In a startling new survey, medical students in the UK confess that they have not been properly trained to carry out basic tasks such as inserting an intravenous drip, taking blood samples or suturing a wound.
The survey asked 122 students taking their final examinations at Sheffield University, and 84 graduates from the same school, about the training they had received in eight core clinical skills: insertion of an iv cannula, venous and arterial blood sampling, insertion of a nasogastric tube, suturing a wound, rectal examination, bladder catheterisation and performing an electrocardiogram.
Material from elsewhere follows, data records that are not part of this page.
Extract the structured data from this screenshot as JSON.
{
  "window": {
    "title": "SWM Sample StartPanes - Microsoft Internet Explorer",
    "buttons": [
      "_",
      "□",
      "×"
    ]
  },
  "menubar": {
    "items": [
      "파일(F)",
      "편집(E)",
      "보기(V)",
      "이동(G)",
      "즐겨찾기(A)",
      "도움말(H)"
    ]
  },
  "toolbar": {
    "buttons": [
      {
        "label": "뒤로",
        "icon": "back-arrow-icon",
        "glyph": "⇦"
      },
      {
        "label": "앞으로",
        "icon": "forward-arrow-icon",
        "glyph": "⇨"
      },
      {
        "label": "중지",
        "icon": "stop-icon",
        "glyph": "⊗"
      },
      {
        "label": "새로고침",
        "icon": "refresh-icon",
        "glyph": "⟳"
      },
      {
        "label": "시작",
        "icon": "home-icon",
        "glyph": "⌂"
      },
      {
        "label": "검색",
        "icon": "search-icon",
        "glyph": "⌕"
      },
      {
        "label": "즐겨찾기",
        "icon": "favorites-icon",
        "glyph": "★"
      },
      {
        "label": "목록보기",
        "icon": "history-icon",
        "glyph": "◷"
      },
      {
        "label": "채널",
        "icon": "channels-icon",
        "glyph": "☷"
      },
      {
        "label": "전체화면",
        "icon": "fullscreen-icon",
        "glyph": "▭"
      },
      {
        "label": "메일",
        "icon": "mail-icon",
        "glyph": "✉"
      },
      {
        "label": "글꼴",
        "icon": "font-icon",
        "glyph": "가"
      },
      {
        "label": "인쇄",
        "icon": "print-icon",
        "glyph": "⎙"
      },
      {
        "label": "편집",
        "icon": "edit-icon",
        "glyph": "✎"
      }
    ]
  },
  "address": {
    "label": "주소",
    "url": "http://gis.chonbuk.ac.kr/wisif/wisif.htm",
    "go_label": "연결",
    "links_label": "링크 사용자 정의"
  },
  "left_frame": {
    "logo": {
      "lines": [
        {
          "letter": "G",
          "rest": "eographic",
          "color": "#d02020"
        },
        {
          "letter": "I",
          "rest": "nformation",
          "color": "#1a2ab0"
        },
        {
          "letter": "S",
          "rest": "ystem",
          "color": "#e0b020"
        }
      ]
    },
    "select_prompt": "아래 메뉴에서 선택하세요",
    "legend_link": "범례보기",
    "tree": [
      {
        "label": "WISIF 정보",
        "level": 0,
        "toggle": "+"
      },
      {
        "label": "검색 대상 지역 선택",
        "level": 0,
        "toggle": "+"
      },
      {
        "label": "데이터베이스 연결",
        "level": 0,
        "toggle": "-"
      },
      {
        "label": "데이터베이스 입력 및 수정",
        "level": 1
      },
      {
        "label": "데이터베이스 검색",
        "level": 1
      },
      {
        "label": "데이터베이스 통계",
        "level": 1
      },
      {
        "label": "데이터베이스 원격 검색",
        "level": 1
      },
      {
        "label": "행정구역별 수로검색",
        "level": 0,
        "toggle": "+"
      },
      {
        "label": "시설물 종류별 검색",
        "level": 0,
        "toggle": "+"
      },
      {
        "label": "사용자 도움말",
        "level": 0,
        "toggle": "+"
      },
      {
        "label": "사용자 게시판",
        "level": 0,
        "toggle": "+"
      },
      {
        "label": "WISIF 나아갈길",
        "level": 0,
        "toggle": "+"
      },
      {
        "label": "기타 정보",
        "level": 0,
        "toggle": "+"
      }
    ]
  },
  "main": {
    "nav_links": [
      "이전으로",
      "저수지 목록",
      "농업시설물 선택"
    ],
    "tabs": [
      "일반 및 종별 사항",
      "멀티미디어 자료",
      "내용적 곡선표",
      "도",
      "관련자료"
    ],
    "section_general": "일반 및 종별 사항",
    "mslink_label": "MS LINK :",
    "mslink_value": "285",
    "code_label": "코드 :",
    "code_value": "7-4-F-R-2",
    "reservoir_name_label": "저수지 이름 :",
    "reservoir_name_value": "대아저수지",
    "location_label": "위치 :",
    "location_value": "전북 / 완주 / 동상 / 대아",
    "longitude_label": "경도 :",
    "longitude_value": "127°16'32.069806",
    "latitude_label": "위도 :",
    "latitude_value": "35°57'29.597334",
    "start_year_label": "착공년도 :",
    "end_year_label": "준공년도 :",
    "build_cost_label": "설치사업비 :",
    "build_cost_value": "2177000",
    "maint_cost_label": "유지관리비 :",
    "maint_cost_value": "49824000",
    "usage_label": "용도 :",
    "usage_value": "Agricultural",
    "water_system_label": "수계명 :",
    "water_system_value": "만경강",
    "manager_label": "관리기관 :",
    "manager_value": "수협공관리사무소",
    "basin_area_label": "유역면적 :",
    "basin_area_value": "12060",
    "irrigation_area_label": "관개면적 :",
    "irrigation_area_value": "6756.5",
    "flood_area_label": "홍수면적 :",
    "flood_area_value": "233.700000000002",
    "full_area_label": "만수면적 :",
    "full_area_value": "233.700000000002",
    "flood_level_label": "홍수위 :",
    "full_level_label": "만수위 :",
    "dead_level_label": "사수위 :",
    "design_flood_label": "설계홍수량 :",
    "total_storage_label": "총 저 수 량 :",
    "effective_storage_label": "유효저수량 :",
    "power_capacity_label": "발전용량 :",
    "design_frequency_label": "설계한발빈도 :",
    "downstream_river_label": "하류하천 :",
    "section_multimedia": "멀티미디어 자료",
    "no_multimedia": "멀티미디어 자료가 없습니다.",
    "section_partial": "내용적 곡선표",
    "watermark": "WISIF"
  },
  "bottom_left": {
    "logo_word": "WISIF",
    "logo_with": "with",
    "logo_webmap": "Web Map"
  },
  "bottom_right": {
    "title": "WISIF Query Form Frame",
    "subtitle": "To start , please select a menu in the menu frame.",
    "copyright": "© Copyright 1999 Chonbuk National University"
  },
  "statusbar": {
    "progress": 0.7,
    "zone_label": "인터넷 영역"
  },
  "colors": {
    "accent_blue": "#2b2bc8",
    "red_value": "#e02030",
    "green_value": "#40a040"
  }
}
Questions were also asked about training in the prevention and handling of needlestick injuries.
The results showed that nearly a third of the final-year students had never had a chance to practice passing a urinary catheter, and more than half had “negligible” experience in performing an ECG. None of the hospitals in which they worked offered formal needlestick training, and 63 per cent of house officers said they had never had this training even as undergraduates.
Most house officers did not receive further practical training after qualification, and their responses to the survey showed that they were regularly being expected to practice these eight core skills ‘despite inadequate training, and with no supervision to ensure correct technique’.
The researchers say there is no reason to believe that Sheffield University is any worse than other medical schools in the UK (J R Soc Med, 2001; 94: 516-20).